Check each line of the entries for the string "Hill". Report only how many lines have it.
------------------------------
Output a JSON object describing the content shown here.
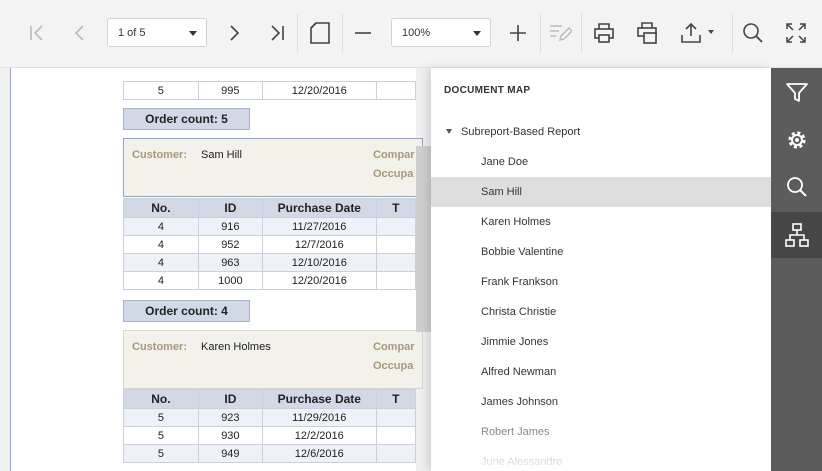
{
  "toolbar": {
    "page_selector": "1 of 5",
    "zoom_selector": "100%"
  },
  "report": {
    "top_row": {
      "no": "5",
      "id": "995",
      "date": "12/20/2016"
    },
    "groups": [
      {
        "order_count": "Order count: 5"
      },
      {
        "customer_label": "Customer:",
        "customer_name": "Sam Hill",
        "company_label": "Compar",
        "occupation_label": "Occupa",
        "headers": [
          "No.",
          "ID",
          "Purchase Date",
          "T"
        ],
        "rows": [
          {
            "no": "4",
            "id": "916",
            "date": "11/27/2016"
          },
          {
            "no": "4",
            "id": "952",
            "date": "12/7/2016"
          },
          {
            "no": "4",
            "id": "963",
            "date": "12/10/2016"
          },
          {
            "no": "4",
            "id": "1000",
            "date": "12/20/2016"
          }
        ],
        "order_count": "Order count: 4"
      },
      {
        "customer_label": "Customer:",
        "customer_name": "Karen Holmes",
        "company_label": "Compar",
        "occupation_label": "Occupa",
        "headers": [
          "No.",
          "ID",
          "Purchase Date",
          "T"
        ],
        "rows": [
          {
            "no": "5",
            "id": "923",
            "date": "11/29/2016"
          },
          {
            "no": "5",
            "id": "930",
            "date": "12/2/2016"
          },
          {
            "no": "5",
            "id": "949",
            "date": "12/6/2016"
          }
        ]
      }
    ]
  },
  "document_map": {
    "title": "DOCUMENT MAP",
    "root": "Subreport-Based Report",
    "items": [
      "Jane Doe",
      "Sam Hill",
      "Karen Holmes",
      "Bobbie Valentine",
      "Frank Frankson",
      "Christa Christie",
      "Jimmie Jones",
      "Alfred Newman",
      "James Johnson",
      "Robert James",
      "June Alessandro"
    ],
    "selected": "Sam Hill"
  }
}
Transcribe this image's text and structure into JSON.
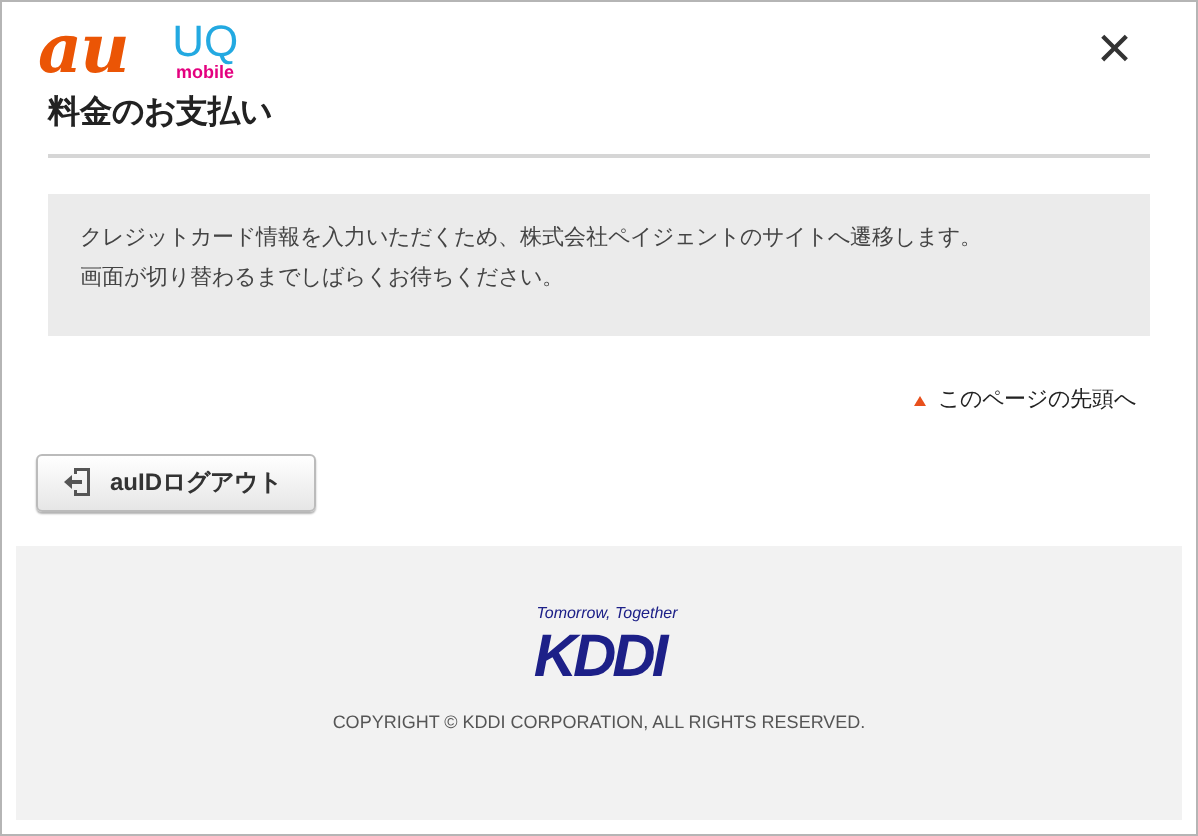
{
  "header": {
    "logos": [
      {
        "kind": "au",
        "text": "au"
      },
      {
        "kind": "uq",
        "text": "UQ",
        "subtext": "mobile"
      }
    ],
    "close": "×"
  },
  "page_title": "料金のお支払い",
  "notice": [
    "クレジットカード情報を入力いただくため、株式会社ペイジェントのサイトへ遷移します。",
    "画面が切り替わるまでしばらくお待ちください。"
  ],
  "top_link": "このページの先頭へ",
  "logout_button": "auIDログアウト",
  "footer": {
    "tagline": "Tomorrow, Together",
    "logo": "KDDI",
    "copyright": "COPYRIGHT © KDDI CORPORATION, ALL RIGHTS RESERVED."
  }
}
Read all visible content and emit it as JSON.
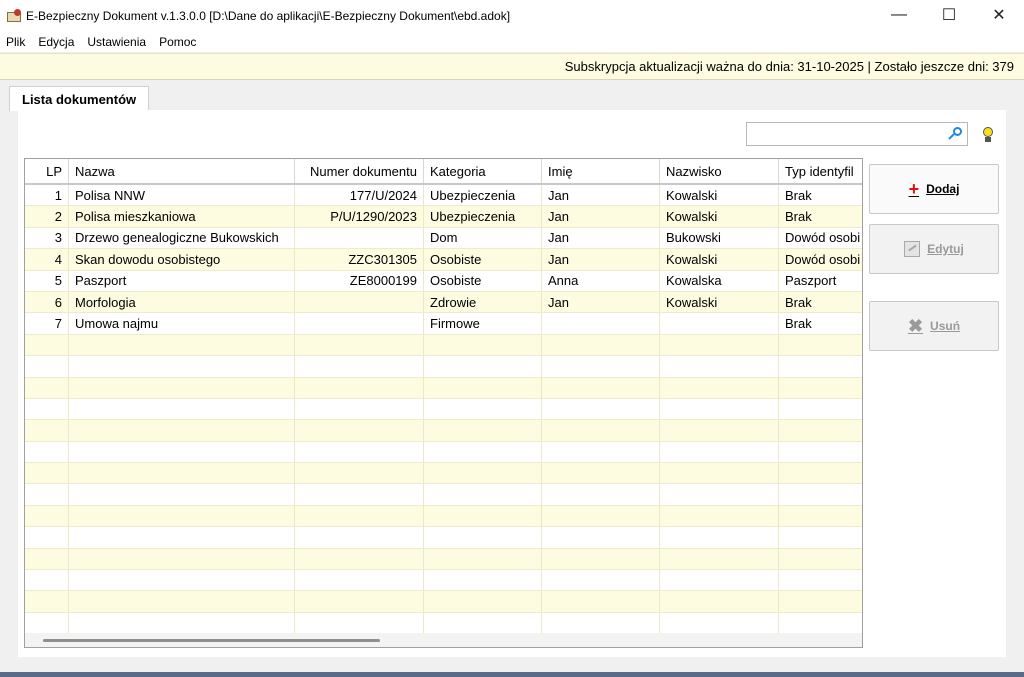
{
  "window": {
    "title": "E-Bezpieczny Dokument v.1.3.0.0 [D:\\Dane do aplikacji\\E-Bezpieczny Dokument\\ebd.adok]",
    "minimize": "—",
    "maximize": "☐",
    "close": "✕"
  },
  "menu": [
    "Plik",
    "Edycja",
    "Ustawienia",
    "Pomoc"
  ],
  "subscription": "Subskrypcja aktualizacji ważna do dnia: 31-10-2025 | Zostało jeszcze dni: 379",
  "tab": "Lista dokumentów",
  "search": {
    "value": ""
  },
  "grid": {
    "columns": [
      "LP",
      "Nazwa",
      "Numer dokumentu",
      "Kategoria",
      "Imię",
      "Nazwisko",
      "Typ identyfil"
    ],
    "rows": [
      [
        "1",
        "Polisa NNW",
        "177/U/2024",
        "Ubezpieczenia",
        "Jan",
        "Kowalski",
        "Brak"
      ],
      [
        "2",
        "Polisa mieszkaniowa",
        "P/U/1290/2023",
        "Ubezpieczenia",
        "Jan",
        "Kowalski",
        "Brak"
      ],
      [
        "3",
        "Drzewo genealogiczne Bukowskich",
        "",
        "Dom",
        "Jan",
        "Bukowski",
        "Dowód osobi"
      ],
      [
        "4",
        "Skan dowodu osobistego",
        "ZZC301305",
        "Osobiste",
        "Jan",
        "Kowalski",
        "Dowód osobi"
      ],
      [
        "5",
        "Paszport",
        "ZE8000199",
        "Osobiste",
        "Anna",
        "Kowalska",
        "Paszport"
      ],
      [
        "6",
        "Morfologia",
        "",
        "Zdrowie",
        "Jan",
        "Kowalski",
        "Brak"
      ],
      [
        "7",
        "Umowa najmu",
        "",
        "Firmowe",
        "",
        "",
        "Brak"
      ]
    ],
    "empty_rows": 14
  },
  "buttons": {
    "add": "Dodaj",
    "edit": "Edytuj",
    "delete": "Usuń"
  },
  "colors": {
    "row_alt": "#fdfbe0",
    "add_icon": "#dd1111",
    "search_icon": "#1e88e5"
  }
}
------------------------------
ANSWER SECTION
3